▸ **Problem to solve**
With images excluded, write out each entry below exactly as given.

Stored dataset items:
————

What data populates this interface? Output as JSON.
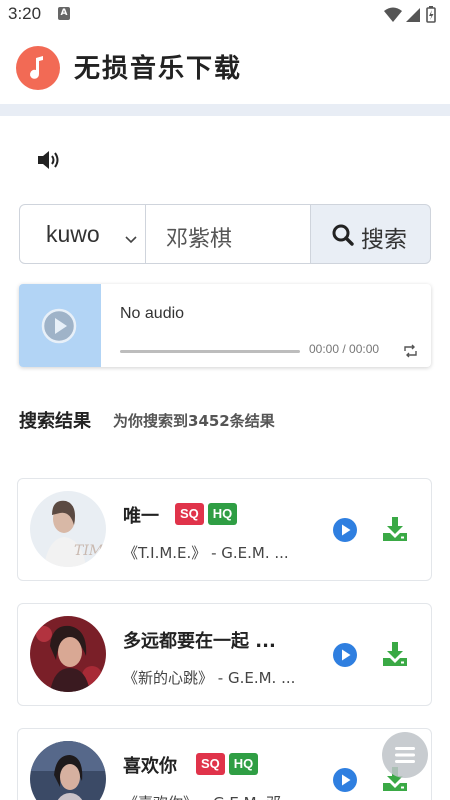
{
  "status_bar": {
    "time": "3:20",
    "notification_letter": "A",
    "icons": [
      "wifi-icon",
      "signal-icon",
      "battery-icon"
    ]
  },
  "app": {
    "title": "无损音乐下载",
    "logo_icon": "music-note-icon",
    "accent_color": "#f26a55"
  },
  "volume_icon": "speaker-volume-icon",
  "search": {
    "source": "kuwo",
    "query": "邓紫棋",
    "button_label": "搜索"
  },
  "player": {
    "status": "No audio",
    "time": "00:00 / 00:00",
    "progress": 0
  },
  "results": {
    "title": "搜索结果",
    "count_text": "为你搜索到3452条结果",
    "items": [
      {
        "title": "唯一",
        "tags": [
          "SQ",
          "HQ"
        ],
        "album": "《T.I.M.E.》 - G.E.M. ..."
      },
      {
        "title": "多远都要在一起 ...",
        "tags": [],
        "album": "《新的心跳》 - G.E.M. ..."
      },
      {
        "title": "喜欢你",
        "tags": [
          "SQ",
          "HQ"
        ],
        "album": "《喜欢你》 - G.E.M. 邓..."
      }
    ]
  },
  "colors": {
    "tag_sq": "#e0334a",
    "tag_hq": "#2f9e44",
    "play": "#2f7fe0",
    "download": "#3aa945"
  }
}
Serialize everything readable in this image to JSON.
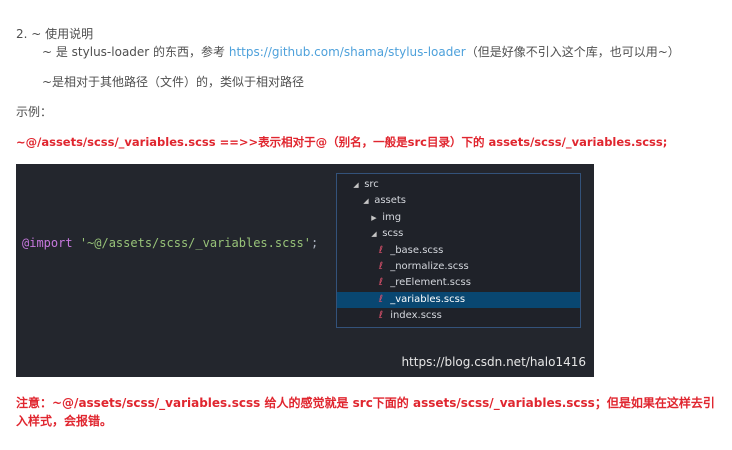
{
  "instructions": {
    "heading": "2. ~ 使用说明",
    "line1_prefix": "~ 是 stylus-loader 的东西，参考 ",
    "line1_link": "https://github.com/shama/stylus-loader",
    "line1_suffix": "（但是好像不引入这个库，也可以用~）",
    "line2": "~是相对于其他路径（文件）的，类似于相对路径",
    "example_label": "示例：",
    "example_line": "~@/assets/scss/_variables.scss    ==>>表示相对于@（别名，一般是src目录）下的 assets/scss/_variables.scss;"
  },
  "screenshot": {
    "code": {
      "keyword": "@import",
      "string": "'~@/assets/scss/_variables.scss'",
      "punct": ";"
    },
    "tree": [
      {
        "label": "src",
        "type": "folder-open"
      },
      {
        "label": "assets",
        "type": "folder-open"
      },
      {
        "label": "img",
        "type": "folder-closed"
      },
      {
        "label": "scss",
        "type": "folder-open"
      },
      {
        "label": "_base.scss",
        "type": "file"
      },
      {
        "label": "_normalize.scss",
        "type": "file"
      },
      {
        "label": "_reElement.scss",
        "type": "file"
      },
      {
        "label": "_variables.scss",
        "type": "file",
        "selected": true
      },
      {
        "label": "index.scss",
        "type": "file"
      }
    ],
    "watermark": "https://blog.csdn.net/halo1416",
    "icons": {
      "folder_open": "triangle-down-icon",
      "folder_closed": "triangle-right-icon",
      "file": "sass-file-icon"
    },
    "colors": {
      "background": "#23262d",
      "keyword": "#c678dd",
      "string": "#98c379",
      "selection": "#094771",
      "file_icon": "#e0526d"
    }
  },
  "notice": "注意：~@/assets/scss/_variables.scss 给人的感觉就是 src下面的 assets/scss/_variables.scss；但是如果在这样去引入样式，会报错。",
  "colors": {
    "text": "#4f4f4f",
    "link": "#4ea1db",
    "emphasis": "#e0262f"
  }
}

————

▸ **Finished task**
What data populates this interface? Output as JSON.
{
  "status_bar": {
    "time": "3:20",
    "notification_letter": "A",
    "icons": [
      "wifi-icon",
      "signal-icon",
      "battery-icon"
    ]
  },
  "app": {
    "title": "无损音乐下载",
    "logo_icon": "music-note-icon",
    "accent_color": "#f26a55"
  },
  "volume_icon": "speaker-volume-icon",
  "search": {
    "source": "kuwo",
    "query": "邓紫棋",
    "button_label": "搜索"
  },
  "player": {
    "status": "No audio",
    "time": "00:00 / 00:00",
    "progress": 0
  },
  "results": {
    "title": "搜索结果",
    "count_text": "为你搜索到3452条结果",
    "items": [
      {
        "title": "唯一",
        "tags": [
          "SQ",
          "HQ"
        ],
        "album": "《T.I.M.E.》 - G.E.M. ..."
      },
      {
        "title": "多远都要在一起 ...",
        "tags": [],
        "album": "《新的心跳》 - G.E.M. ..."
      },
      {
        "title": "喜欢你",
        "tags": [
          "SQ",
          "HQ"
        ],
        "album": "《喜欢你》 - G.E.M. 邓..."
      }
    ]
  },
  "colors": {
    "tag_sq": "#e0334a",
    "tag_hq": "#2f9e44",
    "play": "#2f7fe0",
    "download": "#3aa945"
  }
}
Serialize everything readable in this image to JSON.
{
  "instructions": {
    "heading": "2. ~ 使用说明",
    "line1_prefix": "~ 是 stylus-loader 的东西，参考 ",
    "line1_link": "https://github.com/shama/stylus-loader",
    "line1_suffix": "（但是好像不引入这个库，也可以用~）",
    "line2": "~是相对于其他路径（文件）的，类似于相对路径",
    "example_label": "示例：",
    "example_line": "~@/assets/scss/_variables.scss    ==>>表示相对于@（别名，一般是src目录）下的 assets/scss/_variables.scss;"
  },
  "screenshot": {
    "code": {
      "keyword": "@import",
      "string": "'~@/assets/scss/_variables.scss'",
      "punct": ";"
    },
    "tree": [
      {
        "label": "src",
        "type": "folder-open"
      },
      {
        "label": "assets",
        "type": "folder-open"
      },
      {
        "label": "img",
        "type": "folder-closed"
      },
      {
        "label": "scss",
        "type": "folder-open"
      },
      {
        "label": "_base.scss",
        "type": "file"
      },
      {
        "label": "_normalize.scss",
        "type": "file"
      },
      {
        "label": "_reElement.scss",
        "type": "file"
      },
      {
        "label": "_variables.scss",
        "type": "file",
        "selected": true
      },
      {
        "label": "index.scss",
        "type": "file"
      }
    ],
    "watermark": "https://blog.csdn.net/halo1416",
    "icons": {
      "folder_open": "triangle-down-icon",
      "folder_closed": "triangle-right-icon",
      "file": "sass-file-icon"
    },
    "colors": {
      "background": "#23262d",
      "keyword": "#c678dd",
      "string": "#98c379",
      "selection": "#094771",
      "file_icon": "#e0526d"
    }
  },
  "notice": "注意：~@/assets/scss/_variables.scss 给人的感觉就是 src下面的 assets/scss/_variables.scss；但是如果在这样去引入样式，会报错。",
  "colors": {
    "text": "#4f4f4f",
    "link": "#4ea1db",
    "emphasis": "#e0262f"
  }
}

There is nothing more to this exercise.